In 1981, the call of Texas and family resulted in my returning to The University of Texas Southwestern Medical Center at Dallas, where I joined the Department of Psychiatry, Division of Psychology. This was one of the most difficult decisions I had to make in my academic career because of my close ties to Andy, David and Jerry. However, in retrospect, this was the right move to make because we all were then able to develop our own independent identities. Andy started calling my Bubba because of my new Texan status and I, in turn, called him Andre just because I knew it would make him chuckle. Subsequently, in 1993, Andy moved to Pittsburgh, becoming the Director of the Behavioral Medicine and Oncology Program at The University of Pittsburgh Cancer Institute (UPCI), where he continued his illustrious career. He ended up as a Deputy Director of UPCI. There were three deputies - basic research, clinical, and him ("Lord High Poobah of Everything Else" we said). He had 80 people working under him.
Well, the universe was not yet finished with the lives of Andy and me. In 2004, I was offered the position as Chairman of Psychology, College of Science, at The University of Texas at Arlington, with the task of increasing the status of this department as a major research university department. I was given the opportunity to hire mulitple new junior faculty, as well as more senior investigators. The first of such senior investigators I thought of was Andy, with whom I had continued to collaborate over our many years apart. I thought it would be a long shot in terms of getting Andy "out of the Northeast." However, with some persuasion and multiple visits to the DFW area, Andy decided to give it a try. One of the selling points I gave Andy was the fact that "since he already wore cowboy boots, he would be able to purchase them at a lower price down in Texas cowboy boot country." When Andy, his wife Carrie, his son Jesse, and his daughter Callie arrived, they all became instant Texans.

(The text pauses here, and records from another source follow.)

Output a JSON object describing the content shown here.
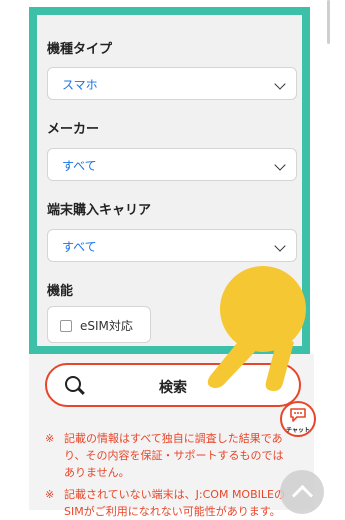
{
  "filters": {
    "model_type": {
      "label": "機種タイプ",
      "value": "スマホ"
    },
    "maker": {
      "label": "メーカー",
      "value": "すべて"
    },
    "carrier": {
      "label": "端末購入キャリア",
      "value": "すべて"
    },
    "features": {
      "label": "機能",
      "option": "eSIM対応",
      "checked": false
    }
  },
  "search": {
    "label": "検索"
  },
  "chat": {
    "label": "チャット"
  },
  "notes": [
    {
      "mark": "※",
      "text": "記載の情報はすべて独自に調査した結果であり、その内容を保証・サポートするものではありません。"
    },
    {
      "mark": "※",
      "text": "記載されていない端末は、J:COM MOBILEのSIMがご利用になれない可能性があります。"
    }
  ],
  "colors": {
    "highlight": "#3cc0a7",
    "accent": "#e8462a",
    "link": "#1a73e8",
    "gesture": "#f5c732"
  },
  "icons": {
    "search": "magnifier",
    "chevron": "chevron-down",
    "chat": "speech-bubble",
    "scroll_top": "chevron-up",
    "gesture": "pointing-hand"
  }
}
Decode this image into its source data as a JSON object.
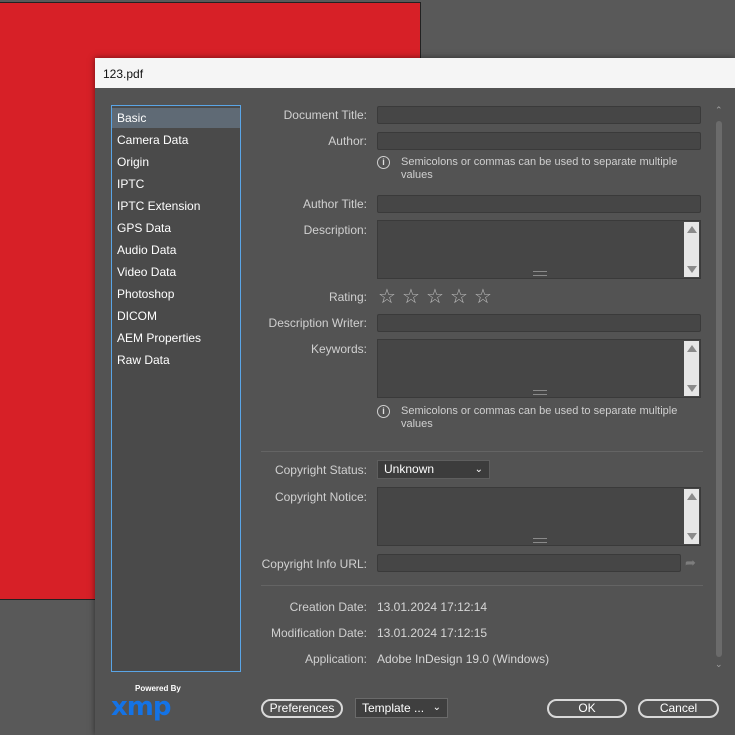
{
  "dialog": {
    "title": "123.pdf"
  },
  "sidebar": {
    "items": [
      {
        "label": "Basic",
        "active": true
      },
      {
        "label": "Camera Data"
      },
      {
        "label": "Origin"
      },
      {
        "label": "IPTC"
      },
      {
        "label": "IPTC Extension"
      },
      {
        "label": "GPS Data"
      },
      {
        "label": "Audio Data"
      },
      {
        "label": "Video Data"
      },
      {
        "label": "Photoshop"
      },
      {
        "label": "DICOM"
      },
      {
        "label": "AEM Properties"
      },
      {
        "label": "Raw Data"
      }
    ]
  },
  "form": {
    "document_title": {
      "label": "Document Title:",
      "value": ""
    },
    "author": {
      "label": "Author:",
      "value": ""
    },
    "author_hint": "Semicolons or commas can be used to separate multiple values",
    "author_title": {
      "label": "Author Title:",
      "value": ""
    },
    "description": {
      "label": "Description:",
      "value": ""
    },
    "rating": {
      "label": "Rating:",
      "value": 0,
      "max": 5
    },
    "description_writer": {
      "label": "Description Writer:",
      "value": ""
    },
    "keywords": {
      "label": "Keywords:",
      "value": ""
    },
    "keywords_hint": "Semicolons or commas can be used to separate multiple values",
    "copyright_status": {
      "label": "Copyright Status:",
      "value": "Unknown"
    },
    "copyright_notice": {
      "label": "Copyright Notice:",
      "value": ""
    },
    "copyright_url": {
      "label": "Copyright Info URL:",
      "value": ""
    },
    "creation_date": {
      "label": "Creation Date:",
      "value": "13.01.2024 17:12:14"
    },
    "modification_date": {
      "label": "Modification Date:",
      "value": "13.01.2024 17:12:15"
    },
    "application": {
      "label": "Application:",
      "value": "Adobe InDesign 19.0 (Windows)"
    }
  },
  "footer": {
    "powered_by": "Powered By",
    "logo_text": "xmp",
    "preferences_label": "Preferences",
    "template_label": "Template ...",
    "ok_label": "OK",
    "cancel_label": "Cancel"
  },
  "icons": {
    "info": "info-icon",
    "star": "star-outline-icon",
    "share": "share-arrow-icon",
    "chevron": "chevron-down-icon"
  },
  "colors": {
    "canvas": "#d72027",
    "dialog_bg": "#535353",
    "sidebar_border": "#5aa5e6",
    "xmp_logo": "#1473e6"
  }
}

They were able to purchase a three-acre lot outside the city where they subsequently started raising horses, along with their cats and dogs. Also, they soon became Texas "oil and gas folks," with the large Barnett Shale Natural Gas reserve running under their property, for which they began receiving natural gas lease payments. True Texans they were! We were able to get Carrie a position in the College of Science which she loved, and both Jesse and Callie excelled in one of the better school districts in the area. Jesse subsequently graduated from high school and was awarded an Outstanding Freshman scholarship in the College of Engineering at UT Arlington. If you could see Jesse now, one would swear he was born and raised in Texas because of his wearing cowboy boots and cowboy hats. Callie recently had her first child with her Texas high-school sweetheart.
Earlier this year, our great personal friend and colleague who was so instrumental in developing the field of Health Psychology, Jerry Singer, died. Andy helped to write the obituary for Jerry. I now have the great honor to write Andy's. We will all miss you, Andre, as a friend, colleague and pioneering scholar in the field of Health Psychology. It is now fitting to end with one of Andy's favorite quotes, which personified his approach to life: "To laugh often and much; To win the respect of intelligent people and the affection of children; To earn the appreciation of honest critics and endure the betrayal of false friends; To appreciate beauty; To find the best in others; To leave the world a bit better, whether by a healthy child, a garden patch or a redeemed social condition; To know even one life has breathed easier because you have lived; This is to have succeeded."
-- Robert J. Gatchel, Ph.D., ABPP